US retail sales declined in November by the most in seven months, raising concerns that the resurgence of coronavirus and new restrictions brought in to curb it are undermining the economic recovery.

Retail sales fell 1.1 per cent last month from October, the second consecutive monthly decline, the commerce department said on Wednesday. The drop was steeper than the 0.3 per cent decline that economists had forecast, and followed a 0.1 per cent dip in October.

Several economists warned that the weaker than expected figures — released as retailers prepared for the peak of the holiday shopping season — were an ominous sign for US consumer spending trends.

“With mobility slowing, employment softening and demand hesitant, the holiday season could turn out to be rather miserable,” said Gregory Daco, an economist at Oxford Economics.

Sales at clothing and electronics stores were particularly weak, down 6.8 per cent and 3.5 per cent month-on-month, respectively. Motor vehicle and parts sales slipped 1.7 per cent.

“A tough winter lies ahead,” said Joshua Shapiro, chief US economist at consulting firm Maria Fiorini Ramirez, noting a backdrop of high unemployment. “A significant portion of the job losses we have seen are not going to be temporary.”

Despite the month-on-month figures, which recorded the biggest decline since April, retail sales in November were nevertheless 4.1 per cent higher than they were in the same period a year ago.

Food and beverage store sales rose 10.9 per cent year-on-year as consumers avoided restaurants, bars and cafés. Ecommerce sales, meanwhile, surged 29 per cent from 2019 levels, in the latest sign of how much spending has shifted online.

The focus on the month-on-month decline was a “misleading analysis that ignores the underlying strength of the consumer economy and the true state of retail demand”, said Neil Saunders, retail managing director of the GlobalData consultancy.

He highlighted that retailers had stretched out the traditional seasonal promotions over a longer period than usual this year, causing some spending to shift from November to October.

Shoppers spent an average of $311.75 on holiday-related purchases over the five-day period in November that began with Thanksgiving and ended on Cyber Monday, a decline from last year’s total of $361.90, according to the National Retail Federation.

Consumers have been reluctant to visit brick and mortar stores, against a backdrop of rising coronavirus cases. This week the country’s death toll surpassed 300,000, according to Johns Hopkins University. Several jurisdictions have reintroduced restrictions to curb the spread of the pandemic.

While officials are hopeful that the delivery of the first authorised coronavirus vaccines this week could help turn the page, it will take months before they are widely distributed.

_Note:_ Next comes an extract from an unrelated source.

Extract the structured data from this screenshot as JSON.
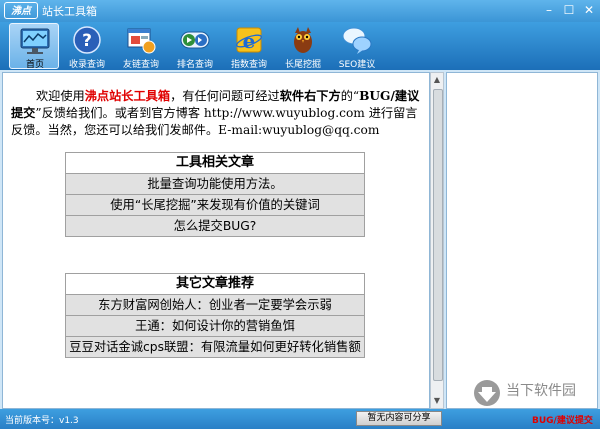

A rebound in the labour market has, meanwhile, moderated in recent months, with new jobless claims climbing again. Congressional leaders have come under pressure to push through fresh stimulus to help prop up the economy.

The retail sales figures on Wednesday highlighted a wide divergence within the sector, rather than providing evidence of a broad decline in US consumer spending, Mr Saunders said. Department store sales declined 19 per cent year-on-year.

“Polarisation is increasing,” he added. “If this trend continues, there will inevitably be more retail casualties as we move into 2021.”